Mortal Thrall – A Path to Fire

Nashville duo, Mortal Thrall, formed during the Covid-19 lockdown and finished composing and recording their debut during those strangest of days. Main man, Todd Harris, draws his inspiration from the compelling story of María de los Dolores López – one of the final victims of the Spanish Inquisition in 1781 – and steers his musical vision close to the experimental black metal of Blut Aus Nord and Liturgy for the band’s inaugural release. As a gay man, Harris fears that a new kind of inquisition is just around the corner if the western world embraces populism and returns to its martial masculine foundations. A Path to Fire is a celebration of martyrdom, but it’s also an analogy for the smoulders of intolerance that lurk behind the façade of civilisation.

As a storyteller, Harris deserves the highest praise for his succinct linear narrative. Each song takes a chapter of María’s life and describes the events and emotions of her situation over the liberating rage of a post-black metal soundscape. The canvas here is red and orange smothered in black soot, which makes the Americana intro of ‘Flames (Interpolation)’ all the more intriguing before the opening blast beats of ‘A Path to Fire’ raise the adrenaline levels. Those of you that enjoyed the blackgaze textures of the latest MØL album will recognise a kinship here. The guitars bubble and froth but remain incarcerated in a subdued amp distortion, like the shoegaze bands of the early 1990s. Harris is less subtle with his vocal approach – the larynx is his weapon of agitation on this record.

You’ll need the lyrics to help you navigate through the dense wave of lo-fi guitars and raw blast beats on ‘Take the Cold’ and ‘The Calling’. Both chronicle María’s early years when she left home at age twelve after losing her parents and her eyesight. She survived as a mistress of her priest. “A man of power/ Seemingly pious/ Chose to be a desecrator,” roars Harris, as if judging the eighteenth century by the intolerant woke standards of the twenty-first century. He’s not wrong in his judgement, nor can he leave out the execrable behaviour of the priest as part of María’s remarkable story, but it presents problems later down the line when he takes issue with the patriarchal power structure of Catholic Spain on ‘Twelve long Years’. This reads like an undergraduate denouncing a former civilisation from the megaphone of an LGBTQ rally. “How did we award/ Such overwhelming power/ To one gender over another/ Based on stories and lies.” Good point, but why does one get the impression the re-reading of history here serves a narrower purpose?
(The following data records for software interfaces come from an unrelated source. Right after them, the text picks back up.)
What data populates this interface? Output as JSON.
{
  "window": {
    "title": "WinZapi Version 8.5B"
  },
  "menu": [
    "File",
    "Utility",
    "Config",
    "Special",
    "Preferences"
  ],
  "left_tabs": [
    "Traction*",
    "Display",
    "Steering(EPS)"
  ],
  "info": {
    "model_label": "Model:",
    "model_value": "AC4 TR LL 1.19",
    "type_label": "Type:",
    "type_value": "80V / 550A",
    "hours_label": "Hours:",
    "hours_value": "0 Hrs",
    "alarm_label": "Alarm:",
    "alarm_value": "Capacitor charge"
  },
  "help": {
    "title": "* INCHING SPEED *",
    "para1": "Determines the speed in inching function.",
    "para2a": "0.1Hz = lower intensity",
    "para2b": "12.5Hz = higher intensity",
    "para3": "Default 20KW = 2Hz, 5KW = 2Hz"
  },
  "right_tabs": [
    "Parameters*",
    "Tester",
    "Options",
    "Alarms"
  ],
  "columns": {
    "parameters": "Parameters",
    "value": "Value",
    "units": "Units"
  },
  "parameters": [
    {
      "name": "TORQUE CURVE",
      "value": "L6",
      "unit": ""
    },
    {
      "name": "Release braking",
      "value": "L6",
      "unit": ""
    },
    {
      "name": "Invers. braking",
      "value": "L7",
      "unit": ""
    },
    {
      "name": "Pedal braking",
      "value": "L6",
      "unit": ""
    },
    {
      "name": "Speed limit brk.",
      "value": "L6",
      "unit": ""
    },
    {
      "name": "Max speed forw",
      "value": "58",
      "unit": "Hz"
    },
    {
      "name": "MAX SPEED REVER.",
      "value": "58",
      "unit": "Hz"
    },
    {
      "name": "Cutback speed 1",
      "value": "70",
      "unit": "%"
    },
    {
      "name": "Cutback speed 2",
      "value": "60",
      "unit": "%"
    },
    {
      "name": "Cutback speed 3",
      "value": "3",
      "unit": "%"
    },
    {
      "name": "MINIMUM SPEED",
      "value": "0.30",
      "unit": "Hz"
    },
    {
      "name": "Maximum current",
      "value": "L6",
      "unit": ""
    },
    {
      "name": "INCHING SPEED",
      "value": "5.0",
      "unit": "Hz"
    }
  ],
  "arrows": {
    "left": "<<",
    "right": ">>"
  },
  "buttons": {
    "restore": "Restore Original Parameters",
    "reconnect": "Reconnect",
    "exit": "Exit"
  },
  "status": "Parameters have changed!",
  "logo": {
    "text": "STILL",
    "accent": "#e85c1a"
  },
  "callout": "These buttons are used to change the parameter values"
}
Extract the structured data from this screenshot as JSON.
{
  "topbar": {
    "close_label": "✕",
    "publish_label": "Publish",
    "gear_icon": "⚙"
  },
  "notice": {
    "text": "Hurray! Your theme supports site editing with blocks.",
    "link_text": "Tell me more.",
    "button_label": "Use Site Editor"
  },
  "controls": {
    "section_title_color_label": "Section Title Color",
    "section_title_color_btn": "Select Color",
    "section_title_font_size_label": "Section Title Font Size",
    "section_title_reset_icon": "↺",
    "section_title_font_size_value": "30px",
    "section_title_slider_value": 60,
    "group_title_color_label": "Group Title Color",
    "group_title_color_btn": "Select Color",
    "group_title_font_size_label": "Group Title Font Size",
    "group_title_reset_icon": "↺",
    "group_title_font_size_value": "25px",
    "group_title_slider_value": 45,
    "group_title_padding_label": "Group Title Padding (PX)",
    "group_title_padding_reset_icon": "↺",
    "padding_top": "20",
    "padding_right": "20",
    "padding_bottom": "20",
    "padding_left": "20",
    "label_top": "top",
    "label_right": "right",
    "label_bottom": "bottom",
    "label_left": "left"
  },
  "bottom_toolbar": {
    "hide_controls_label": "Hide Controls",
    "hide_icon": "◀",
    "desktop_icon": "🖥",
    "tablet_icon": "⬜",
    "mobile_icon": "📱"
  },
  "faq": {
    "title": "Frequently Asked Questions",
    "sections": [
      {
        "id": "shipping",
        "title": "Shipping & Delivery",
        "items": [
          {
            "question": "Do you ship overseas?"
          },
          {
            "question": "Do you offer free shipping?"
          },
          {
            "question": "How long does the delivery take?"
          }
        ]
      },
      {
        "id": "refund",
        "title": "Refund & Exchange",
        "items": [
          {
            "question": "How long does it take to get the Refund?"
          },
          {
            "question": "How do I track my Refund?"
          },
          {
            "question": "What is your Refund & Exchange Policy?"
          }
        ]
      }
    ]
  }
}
On a musical level, A Path to Fire is the type of black metal dalliance that will enrage the puritans (or should we call them inquisitors?). The way the band defile their major chords with a dissonant padding offers little in the way of a metallic thrill, but the likes of ‘Passion Made a Weapon’ and ‘One Soul, One Life’ are intriguing in their concoction. They lack the sharp dynamics of chaos essential to aggressive music, but the emotional catharsis saves them from mediocrity. Closing track, ‘Flames Filled the Sky’, is perhaps the best example of a triumphant combination of black metal melodrama with the hazy introspection of 1980s art rock. This tells the story of how Maria avoided the spectacle of being burned alive when she confessed before the pyre and received the mercy of execution by strangulation instead.

Today, María is a counter-culture heroin who claimed to have married Jesus Christ in Heaven and slept with the Virgin Mary. Her uncompromising beliefs, severe disability, and wretched abuse at the hands of those in authority come to life in A Path to Fire, but one wonders if the abstract sonics of atmospheric black metal blunt the true impact of the story.



Release Date: 26/07/2019

Record Label: Trepanation Recordings

Standout tracks: Take the Cold, Passion Made a Weapon, Flames Filled the Sky

Suggested Further Listening: Blut Aus Nord – Memoria Vetusta II – Dialogue with the Stars (2009), Liturgy – H.A.Q.Q. (2019), MØL – Diorama (2021)